┏━━

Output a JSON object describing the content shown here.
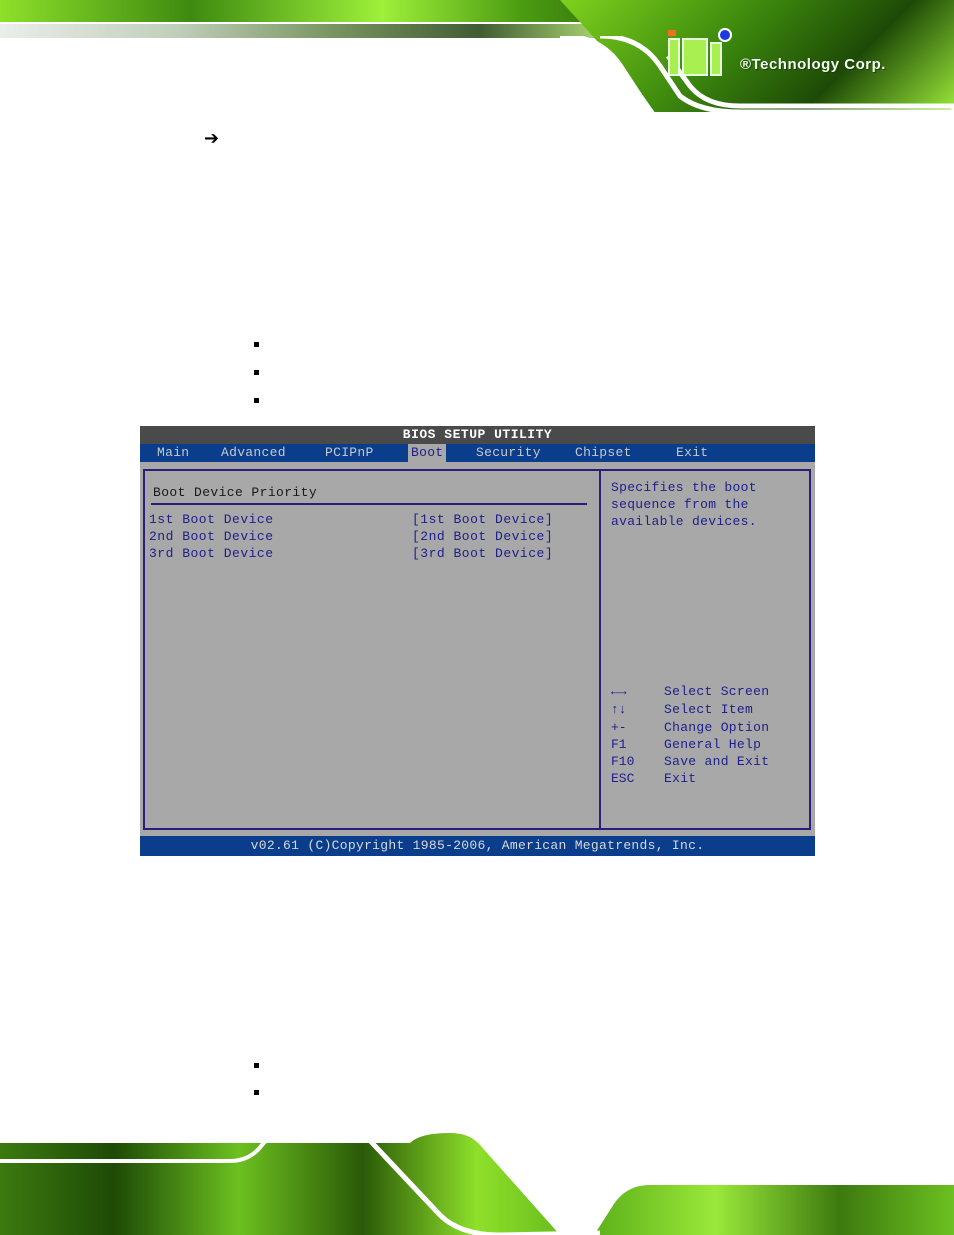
{
  "header": {
    "logo_text": "®Technology Corp."
  },
  "page": {
    "arrow_glyph": "➔"
  },
  "bios": {
    "title": "BIOS SETUP UTILITY",
    "menu": [
      {
        "label": "Main",
        "active": false
      },
      {
        "label": "Advanced",
        "active": false
      },
      {
        "label": "PCIPnP",
        "active": false
      },
      {
        "label": "Boot",
        "active": true
      },
      {
        "label": "Security",
        "active": false
      },
      {
        "label": "Chipset",
        "active": false
      },
      {
        "label": "Exit",
        "active": false
      }
    ],
    "section_title": "Boot Device Priority",
    "rows": [
      {
        "label": "1st Boot Device",
        "value": "[1st Boot Device]"
      },
      {
        "label": "2nd Boot Device",
        "value": "[2nd Boot Device]"
      },
      {
        "label": "3rd Boot Device",
        "value": "[3rd Boot Device]"
      }
    ],
    "help_text": "Specifies the boot\nsequence from the\navailable devices.",
    "keys": [
      {
        "key": "←→",
        "desc": "Select Screen"
      },
      {
        "key": "↑↓",
        "desc": "Select Item"
      },
      {
        "key": "+-",
        "desc": "Change Option"
      },
      {
        "key": "F1",
        "desc": "General Help"
      },
      {
        "key": "F10",
        "desc": "Save and Exit"
      },
      {
        "key": "ESC",
        "desc": "Exit"
      }
    ],
    "footer": "v02.61 (C)Copyright 1985-2006, American Megatrends, Inc."
  },
  "colors": {
    "bios_background": "#a8a8a8",
    "bios_menubar": "#0a3e8c",
    "bios_titlebar": "#4a4a4a",
    "bios_text": "#1e1e8c",
    "bios_border": "#2a1e78",
    "brand_green": "#7fd21e"
  }
}
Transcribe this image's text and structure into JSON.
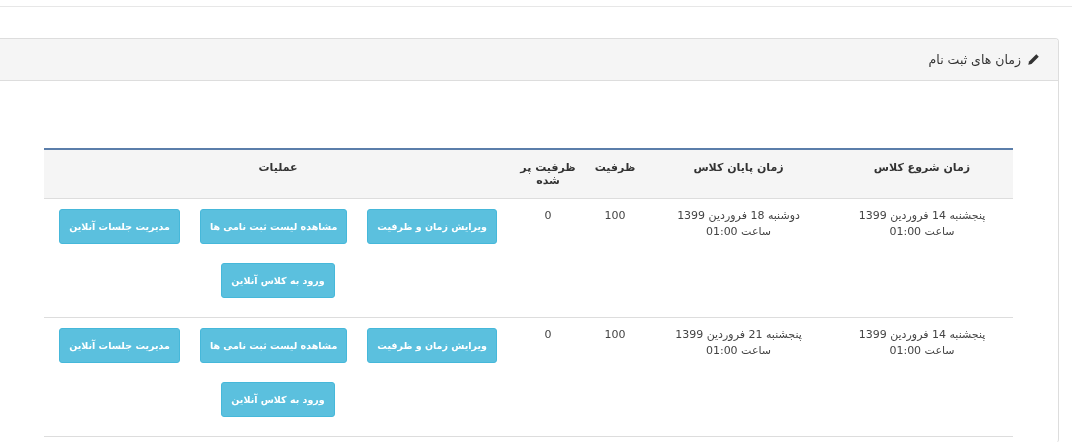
{
  "panel": {
    "title": "زمان های ثبت نام"
  },
  "table": {
    "columns": [
      "زمان شروع کلاس",
      "زمان پایان کلاس",
      "ظرفیت",
      "ظرفیت پر شده",
      "عملیات"
    ],
    "rows": [
      {
        "start": {
          "date": "پنجشنبه 14 فروردین 1399",
          "time": "ساعت 01:00"
        },
        "end": {
          "date": "دوشنبه 18 فروردین 1399",
          "time": "ساعت 01:00"
        },
        "capacity": "100",
        "filled": "0",
        "actions": [
          "ویرایش زمان و ظرفیت",
          "مشاهده لیست ثبت نامی ها",
          "مدیریت جلسات آنلاین",
          "ورود به کلاس آنلاین"
        ]
      },
      {
        "start": {
          "date": "پنجشنبه 14 فروردین 1399",
          "time": "ساعت 01:00"
        },
        "end": {
          "date": "پنجشنبه 21 فروردین 1399",
          "time": "ساعت 01:00"
        },
        "capacity": "100",
        "filled": "0",
        "actions": [
          "ویرایش زمان و ظرفیت",
          "مشاهده لیست ثبت نامی ها",
          "مدیریت جلسات آنلاین",
          "ورود به کلاس آنلاین"
        ]
      }
    ]
  }
}
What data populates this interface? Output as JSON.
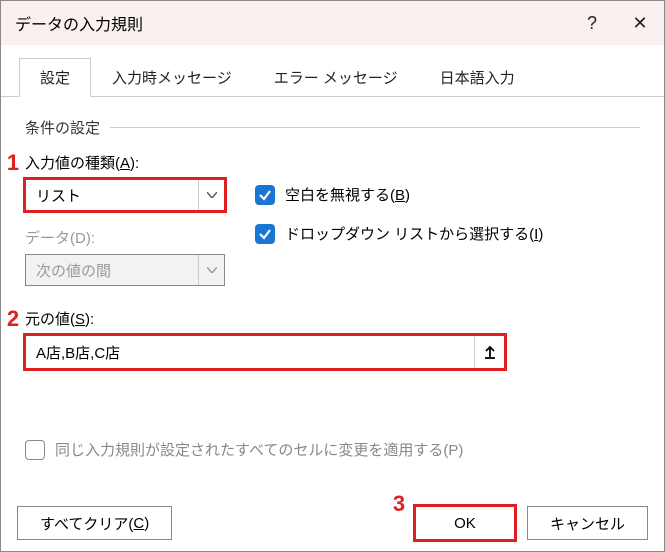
{
  "titlebar": {
    "title": "データの入力規則",
    "help": "?",
    "close": "✕"
  },
  "tabs": {
    "settings": "設定",
    "input_msg": "入力時メッセージ",
    "error_msg": "エラー メッセージ",
    "ime": "日本語入力"
  },
  "group": {
    "conditions": "条件の設定"
  },
  "markers": {
    "one": "1",
    "two": "2",
    "three": "3"
  },
  "allow": {
    "label_pre": "入力値の種類(",
    "label_key": "A",
    "label_post": "):",
    "value": "リスト"
  },
  "data_field": {
    "label": "データ(D):",
    "value": "次の値の間"
  },
  "ignore_blank": {
    "pre": "空白を無視する(",
    "key": "B",
    "post": ")"
  },
  "dropdown_opt": {
    "pre": "ドロップダウン リストから選択する(",
    "key": "I",
    "post": ")"
  },
  "source": {
    "label_pre": "元の値(",
    "label_key": "S",
    "label_post": "):",
    "value": "A店,B店,C店"
  },
  "apply_all": {
    "label": "同じ入力規則が設定されたすべてのセルに変更を適用する(P)"
  },
  "buttons": {
    "clear_pre": "すべてクリア(",
    "clear_key": "C",
    "clear_post": ")",
    "ok": "OK",
    "cancel": "キャンセル"
  }
}
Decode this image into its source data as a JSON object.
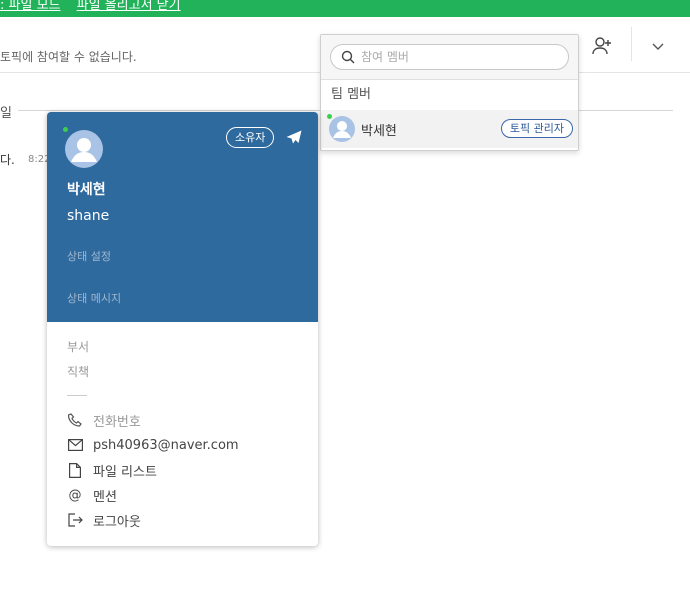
{
  "topbar": {
    "link_1": ": 파일 모드",
    "link_2": "파일 올리고서 닫기"
  },
  "header": {
    "notice": "토픽에 참여할 수 없습니다."
  },
  "timeline": {
    "day_label": "일",
    "message_fragment": "다.",
    "message_time": "8:22"
  },
  "members_panel": {
    "search_placeholder": "참여 멤버",
    "section_title": "팀 멤버",
    "members": [
      {
        "name": "박세현",
        "role_badge": "토픽 관리자"
      }
    ]
  },
  "profile": {
    "owner_badge": "소유자",
    "name": "박세현",
    "id": "shane",
    "status_set": "상태 설정",
    "status_message": "상태 메시지",
    "department": "부서",
    "job_title": "직책",
    "phone": "전화번호",
    "email": "psh40963@naver.com",
    "file_list": "파일 리스트",
    "mention": "멘션",
    "logout": "로그아웃"
  },
  "colors": {
    "topbar": "#22b35a",
    "profile_header": "#2f6a9f",
    "online": "#3ccf4e",
    "badge": "#2d5a9a"
  },
  "icons": [
    "add-member-icon",
    "chevron-down-icon",
    "search-icon",
    "airplane-icon",
    "phone-icon",
    "mail-icon",
    "file-icon",
    "at-icon",
    "logout-icon"
  ]
}
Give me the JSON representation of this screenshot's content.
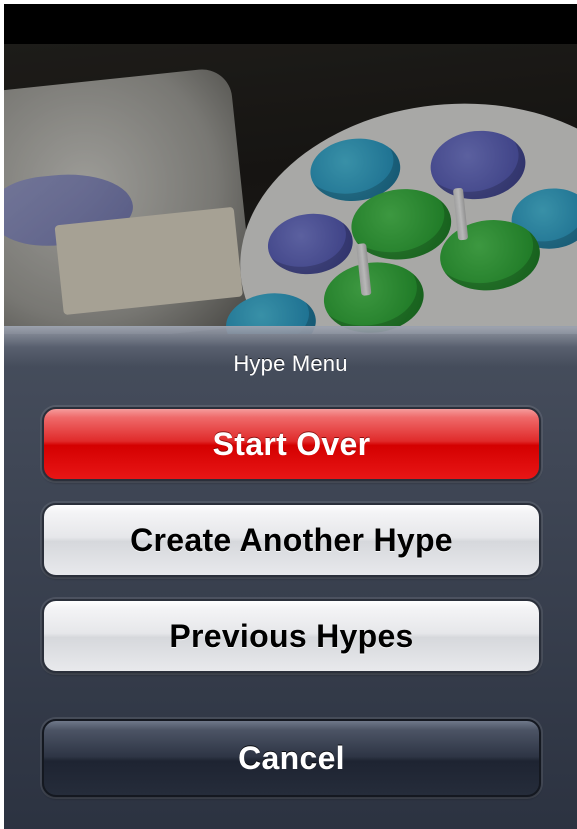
{
  "sheet": {
    "title": "Hype Menu",
    "buttons": {
      "start_over": "Start Over",
      "create_another": "Create Another Hype",
      "previous": "Previous Hypes",
      "cancel": "Cancel"
    }
  },
  "colors": {
    "destructive_button": "#d40000",
    "default_button": "#e6e7ea",
    "cancel_button": "#2e3545",
    "sheet_background": "#4a5262"
  }
}
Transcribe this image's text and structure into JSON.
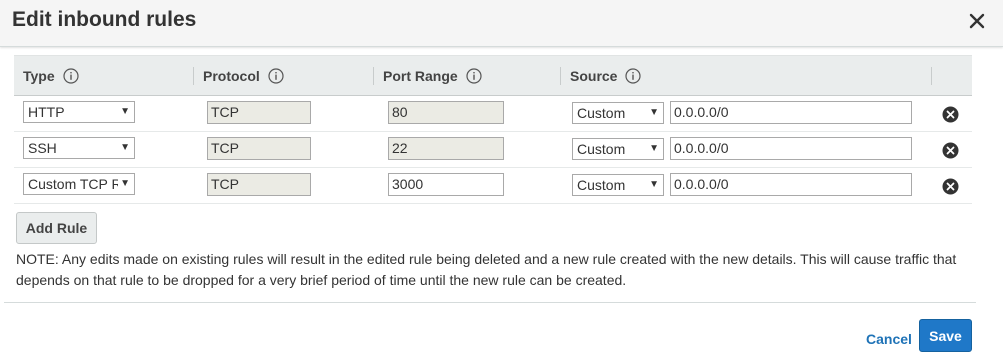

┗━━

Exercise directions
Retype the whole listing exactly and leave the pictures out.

Answer space
Output a JSON object describing the content shown here.
{
  "header": {
    "logo_text": "®Technology Corp."
  },
  "page": {
    "arrow_glyph": "➔"
  },
  "bios": {
    "title": "BIOS SETUP UTILITY",
    "menu": [
      {
        "label": "Main",
        "active": false
      },
      {
        "label": "Advanced",
        "active": false
      },
      {
        "label": "PCIPnP",
        "active": false
      },
      {
        "label": "Boot",
        "active": true
      },
      {
        "label": "Security",
        "active": false
      },
      {
        "label": "Chipset",
        "active": false
      },
      {
        "label": "Exit",
        "active": false
      }
    ],
    "section_title": "Boot Device Priority",
    "rows": [
      {
        "label": "1st Boot Device",
        "value": "[1st Boot Device]"
      },
      {
        "label": "2nd Boot Device",
        "value": "[2nd Boot Device]"
      },
      {
        "label": "3rd Boot Device",
        "value": "[3rd Boot Device]"
      }
    ],
    "help_text": "Specifies the boot\nsequence from the\navailable devices.",
    "keys": [
      {
        "key": "←→",
        "desc": "Select Screen"
      },
      {
        "key": "↑↓",
        "desc": "Select Item"
      },
      {
        "key": "+-",
        "desc": "Change Option"
      },
      {
        "key": "F1",
        "desc": "General Help"
      },
      {
        "key": "F10",
        "desc": "Save and Exit"
      },
      {
        "key": "ESC",
        "desc": "Exit"
      }
    ],
    "footer": "v02.61 (C)Copyright 1985-2006, American Megatrends, Inc."
  },
  "colors": {
    "bios_background": "#a8a8a8",
    "bios_menubar": "#0a3e8c",
    "bios_titlebar": "#4a4a4a",
    "bios_text": "#1e1e8c",
    "bios_border": "#2a1e78",
    "brand_green": "#7fd21e"
  }
}
Transcribe this image's text and structure into JSON.
{
  "panel": {
    "title": "زمان های ثبت نام"
  },
  "table": {
    "columns": [
      "زمان شروع کلاس",
      "زمان پایان کلاس",
      "ظرفیت",
      "ظرفیت پر شده",
      "عملیات"
    ],
    "rows": [
      {
        "start": {
          "date": "پنجشنبه 14 فروردین 1399",
          "time": "ساعت 01:00"
        },
        "end": {
          "date": "دوشنبه 18 فروردین 1399",
          "time": "ساعت 01:00"
        },
        "capacity": "100",
        "filled": "0",
        "actions": [
          "ویرایش زمان و ظرفیت",
          "مشاهده لیست ثبت نامی ها",
          "مدیریت جلسات آنلاین",
          "ورود به کلاس آنلاین"
        ]
      },
      {
        "start": {
          "date": "پنجشنبه 14 فروردین 1399",
          "time": "ساعت 01:00"
        },
        "end": {
          "date": "پنجشنبه 21 فروردین 1399",
          "time": "ساعت 01:00"
        },
        "capacity": "100",
        "filled": "0",
        "actions": [
          "ویرایش زمان و ظرفیت",
          "مشاهده لیست ثبت نامی ها",
          "مدیریت جلسات آنلاین",
          "ورود به کلاس آنلاین"
        ]
      }
    ]
  }
}
What data populates this interface? Output as JSON.
{
  "titlebar": {
    "title": "データの入力規則",
    "help": "?",
    "close": "✕"
  },
  "tabs": {
    "settings": "設定",
    "input_msg": "入力時メッセージ",
    "error_msg": "エラー メッセージ",
    "ime": "日本語入力"
  },
  "group": {
    "conditions": "条件の設定"
  },
  "markers": {
    "one": "1",
    "two": "2",
    "three": "3"
  },
  "allow": {
    "label_pre": "入力値の種類(",
    "label_key": "A",
    "label_post": "):",
    "value": "リスト"
  },
  "data_field": {
    "label": "データ(D):",
    "value": "次の値の間"
  },
  "ignore_blank": {
    "pre": "空白を無視する(",
    "key": "B",
    "post": ")"
  },
  "dropdown_opt": {
    "pre": "ドロップダウン リストから選択する(",
    "key": "I",
    "post": ")"
  },
  "source": {
    "label_pre": "元の値(",
    "label_key": "S",
    "label_post": "):",
    "value": "A店,B店,C店"
  },
  "apply_all": {
    "label": "同じ入力規則が設定されたすべてのセルに変更を適用する(P)"
  },
  "buttons": {
    "clear_pre": "すべてクリア(",
    "clear_key": "C",
    "clear_post": ")",
    "ok": "OK",
    "cancel": "キャンセル"
  }
}
Decode this image into its source data as a JSON object.
{
  "topbar": {
    "link_1": ": 파일 모드",
    "link_2": "파일 올리고서 닫기"
  },
  "header": {
    "notice": "토픽에 참여할 수 없습니다."
  },
  "timeline": {
    "day_label": "일",
    "message_fragment": "다.",
    "message_time": "8:22"
  },
  "members_panel": {
    "search_placeholder": "참여 멤버",
    "section_title": "팀 멤버",
    "members": [
      {
        "name": "박세현",
        "role_badge": "토픽 관리자"
      }
    ]
  },
  "profile": {
    "owner_badge": "소유자",
    "name": "박세현",
    "id": "shane",
    "status_set": "상태 설정",
    "status_message": "상태 메시지",
    "department": "부서",
    "job_title": "직책",
    "phone": "전화번호",
    "email": "psh40963@naver.com",
    "file_list": "파일 리스트",
    "mention": "멘션",
    "logout": "로그아웃"
  },
  "colors": {
    "topbar": "#22b35a",
    "profile_header": "#2f6a9f",
    "online": "#3ccf4e",
    "badge": "#2d5a9a"
  },
  "icons": [
    "add-member-icon",
    "chevron-down-icon",
    "search-icon",
    "airplane-icon",
    "phone-icon",
    "mail-icon",
    "file-icon",
    "at-icon",
    "logout-icon"
  ]
}
Give me the JSON representation of this screenshot's content.
{
  "sheet": {
    "title": "Hype Menu",
    "buttons": {
      "start_over": "Start Over",
      "create_another": "Create Another Hype",
      "previous": "Previous Hypes",
      "cancel": "Cancel"
    }
  },
  "colors": {
    "destructive_button": "#d40000",
    "default_button": "#e6e7ea",
    "cancel_button": "#2e3545",
    "sheet_background": "#4a5262"
  }
}
Transcribe this image's text and structure into JSON.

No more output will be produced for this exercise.